Every line that holds the word "true" needs to be copied from the data below.
GIVEN DATA Start Marker
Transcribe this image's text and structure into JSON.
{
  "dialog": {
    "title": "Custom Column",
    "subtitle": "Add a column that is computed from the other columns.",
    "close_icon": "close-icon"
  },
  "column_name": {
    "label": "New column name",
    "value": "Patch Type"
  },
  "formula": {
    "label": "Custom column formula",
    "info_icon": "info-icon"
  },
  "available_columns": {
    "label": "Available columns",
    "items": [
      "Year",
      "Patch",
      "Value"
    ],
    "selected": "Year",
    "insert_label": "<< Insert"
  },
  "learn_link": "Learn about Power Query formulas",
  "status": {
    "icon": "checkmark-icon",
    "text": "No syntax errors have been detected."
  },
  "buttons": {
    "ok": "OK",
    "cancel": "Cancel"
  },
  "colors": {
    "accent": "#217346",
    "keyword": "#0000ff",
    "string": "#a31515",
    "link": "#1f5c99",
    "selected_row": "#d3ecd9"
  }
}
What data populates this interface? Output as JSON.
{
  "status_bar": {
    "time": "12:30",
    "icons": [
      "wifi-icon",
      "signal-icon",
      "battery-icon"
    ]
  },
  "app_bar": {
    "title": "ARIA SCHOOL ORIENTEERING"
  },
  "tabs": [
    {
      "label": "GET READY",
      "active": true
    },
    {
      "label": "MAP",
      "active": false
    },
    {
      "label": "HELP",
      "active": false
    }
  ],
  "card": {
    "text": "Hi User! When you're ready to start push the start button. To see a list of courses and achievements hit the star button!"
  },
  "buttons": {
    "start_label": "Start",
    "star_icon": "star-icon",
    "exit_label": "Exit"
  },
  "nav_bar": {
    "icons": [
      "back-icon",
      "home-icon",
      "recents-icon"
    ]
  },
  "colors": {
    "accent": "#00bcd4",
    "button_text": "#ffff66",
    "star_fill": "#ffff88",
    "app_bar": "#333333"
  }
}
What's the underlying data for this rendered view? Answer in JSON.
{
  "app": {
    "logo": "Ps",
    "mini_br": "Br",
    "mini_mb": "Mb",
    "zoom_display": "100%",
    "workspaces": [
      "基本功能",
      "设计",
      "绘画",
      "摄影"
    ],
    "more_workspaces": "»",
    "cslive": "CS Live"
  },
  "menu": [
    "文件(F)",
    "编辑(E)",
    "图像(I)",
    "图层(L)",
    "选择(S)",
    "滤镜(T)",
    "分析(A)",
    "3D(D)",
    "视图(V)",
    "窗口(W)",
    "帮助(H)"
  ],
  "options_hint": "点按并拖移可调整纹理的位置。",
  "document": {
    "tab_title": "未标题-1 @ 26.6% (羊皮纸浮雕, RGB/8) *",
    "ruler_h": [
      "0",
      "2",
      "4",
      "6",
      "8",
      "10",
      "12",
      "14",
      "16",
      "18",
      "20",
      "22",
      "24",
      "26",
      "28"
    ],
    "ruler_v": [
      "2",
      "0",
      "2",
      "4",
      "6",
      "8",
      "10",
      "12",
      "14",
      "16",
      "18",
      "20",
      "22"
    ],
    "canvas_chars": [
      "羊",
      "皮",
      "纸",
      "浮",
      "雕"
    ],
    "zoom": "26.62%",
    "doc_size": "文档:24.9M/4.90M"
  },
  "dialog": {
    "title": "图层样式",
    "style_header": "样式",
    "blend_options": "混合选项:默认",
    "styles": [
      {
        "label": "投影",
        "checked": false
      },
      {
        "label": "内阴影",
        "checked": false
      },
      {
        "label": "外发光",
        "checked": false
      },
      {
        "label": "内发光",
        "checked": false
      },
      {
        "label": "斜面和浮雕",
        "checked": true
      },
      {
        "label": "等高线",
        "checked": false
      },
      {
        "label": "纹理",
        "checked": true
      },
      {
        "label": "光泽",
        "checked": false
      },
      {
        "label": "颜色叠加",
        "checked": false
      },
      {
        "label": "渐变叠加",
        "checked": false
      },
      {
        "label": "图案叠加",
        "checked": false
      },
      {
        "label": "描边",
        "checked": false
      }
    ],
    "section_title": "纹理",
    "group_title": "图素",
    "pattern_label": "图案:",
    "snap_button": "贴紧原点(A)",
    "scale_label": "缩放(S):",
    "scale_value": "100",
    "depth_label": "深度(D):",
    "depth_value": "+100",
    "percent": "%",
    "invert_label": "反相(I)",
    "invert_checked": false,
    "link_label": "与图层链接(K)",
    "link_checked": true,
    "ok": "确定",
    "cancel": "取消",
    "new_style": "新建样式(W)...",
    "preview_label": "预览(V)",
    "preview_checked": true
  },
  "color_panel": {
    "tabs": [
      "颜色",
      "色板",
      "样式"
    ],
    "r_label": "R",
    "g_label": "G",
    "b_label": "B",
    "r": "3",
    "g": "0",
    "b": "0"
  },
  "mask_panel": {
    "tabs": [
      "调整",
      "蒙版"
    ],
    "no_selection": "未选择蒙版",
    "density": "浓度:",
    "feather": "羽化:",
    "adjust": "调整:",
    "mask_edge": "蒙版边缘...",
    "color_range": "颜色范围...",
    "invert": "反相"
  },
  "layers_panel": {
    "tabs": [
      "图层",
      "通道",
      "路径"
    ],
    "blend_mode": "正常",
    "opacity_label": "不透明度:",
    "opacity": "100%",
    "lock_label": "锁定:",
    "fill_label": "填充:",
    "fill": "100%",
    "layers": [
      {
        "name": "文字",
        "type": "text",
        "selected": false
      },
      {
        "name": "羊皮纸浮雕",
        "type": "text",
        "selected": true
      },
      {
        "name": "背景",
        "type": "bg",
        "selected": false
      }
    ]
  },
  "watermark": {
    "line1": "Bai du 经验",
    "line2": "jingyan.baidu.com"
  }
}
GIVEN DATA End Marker
* _COMPLETED TASK_
      "active": true
        "checked": true
        "checked": true
    "link_checked": true,
    "preview_checked": true
        "selected": true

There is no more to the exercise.